The FX drama "Sons of Anarchy" aired its series finale almost a decade ago, yet fans today can't help but continue to dissect the show's complicated world and its arresting characters, led by Charlie Hunnam's charismatic Jax Teller. One debate has continued to swirl around a peculiarly specific aspect of Jax's character: his white tennis shoes. Viewers have often questioned why a tough character like Jax wears such bright sneakers throughout an often dark and dirty existence.

In an interview with the Huffington Post, Hunnam clarified that his attire as Jax — including his white shoes — was directly inspired by a young, "fearless" member of a real-life motorcycle club. The actor stated of the now-deceased club member's influence that "literally, Jax wears the jeans and the shoes he wore." The shoes quickly became an iconic, if occasionally questioned or derided, part of Jax's persona ... though he curiously discards them just before the series finale.

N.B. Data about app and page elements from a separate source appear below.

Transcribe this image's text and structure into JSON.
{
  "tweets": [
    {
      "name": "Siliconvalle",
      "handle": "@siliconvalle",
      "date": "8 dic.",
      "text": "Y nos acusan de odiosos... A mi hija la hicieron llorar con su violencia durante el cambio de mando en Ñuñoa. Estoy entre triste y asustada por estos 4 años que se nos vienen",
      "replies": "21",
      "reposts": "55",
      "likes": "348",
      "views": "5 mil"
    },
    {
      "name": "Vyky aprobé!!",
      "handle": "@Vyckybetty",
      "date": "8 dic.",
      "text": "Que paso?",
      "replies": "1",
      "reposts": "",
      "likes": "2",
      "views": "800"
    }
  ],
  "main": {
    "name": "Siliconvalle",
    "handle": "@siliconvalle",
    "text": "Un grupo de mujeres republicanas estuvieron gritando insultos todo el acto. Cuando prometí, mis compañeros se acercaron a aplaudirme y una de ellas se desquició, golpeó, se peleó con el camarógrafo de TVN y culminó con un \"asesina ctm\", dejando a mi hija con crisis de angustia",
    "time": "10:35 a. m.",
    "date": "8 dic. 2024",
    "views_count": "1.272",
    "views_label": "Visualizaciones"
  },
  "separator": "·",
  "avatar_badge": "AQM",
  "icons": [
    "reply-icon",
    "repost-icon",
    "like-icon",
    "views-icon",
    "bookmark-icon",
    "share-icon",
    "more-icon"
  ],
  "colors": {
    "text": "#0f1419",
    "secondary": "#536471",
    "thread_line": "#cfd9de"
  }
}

While a seemingly small aspect of a huge story, this change in attire reveals more about the character than fans may initially realize.

Why did Jax change his shoes?

While this is not the first time Jax's outfit change has prompted discussion of a deeper meaning, the literal reason for his change of footwear is that they become stained by blood in the 12th episode of Season 7, "Red Rose." Much of this final season is shaped by the death of Jax's wife, Dr. Tara Knowles-Teller. Believing her murder to be the work of a crime syndicate, the Chinese Triad, Jax leads the Sons in a brutal war against them. However, it is eventually revealed to Jax that the Chinese Triad had no hand in Tara's murder; in reality, she was personally and viciously executed by Jax's own mother, Gemma Teller Morrow, who was suspicious that Tara had turned on her husband and the club as a whole and become a confidential informant for law enforcement.

When Jax confronts his mother, she actually urges him to exact his punishment against her, gently insisting, "You have to do this. It's who we are." When Jax tearfully pulls the trigger, his shoes are stained by his mother's blood. Obviously, he can't continue to wear them around, but rather than attempting to clean and preserve them, he merely swaps them for black boots in the final episode of the series.

What does this change symbolize?

As with many great anti-hero dramas, the protagonists of "Sons of Anarchy" commonly wrestle with the morality of their own actions — the necessary evils they commit to survive. None struggle with this more than Jax, who often thinks of himself as a more conscious member of the club. This youthful self-righteousness is, in part, embodied by his blindingly white sneakers, ever bright, pure, and seemingly immune to the dust and blood his world is literally and metaphorically engulfed in.

When he's forced to murder his own mother, however, neither the man himself nor his sneakers can remain absolved of his bloody actions. Though the series' final quote references the iconic Elizabethan tragedy "Hamlet," this scene arguably evokes another key Shakespearean play. In "Macbeth," Lady Macbeth spends a great deal of time attempting to wash the blood of her victim, King Duncan, from her hands, simultaneously attempting to wash away her guilt as well (via Penguin).

Based on his nod to Hamlet in the finale, it's possible that showrunner Kurt Sutter had Shakespearean style on his mind, and that the blood on Lady Macbeth's hands shares the same purpose — a visual representation of irreconcilable guilt — as the blood on Jax's once pure footwear. Regardless, this moment is undeniably the one in which Jax is forced to reckon with his life of violence, and the discarding of his sullied sneakers is an all but outright admission of culpability. As he dons the dark boots and mounts his father's bike, he accepts his horrible deeds and rides on as the man he always feared he'd become.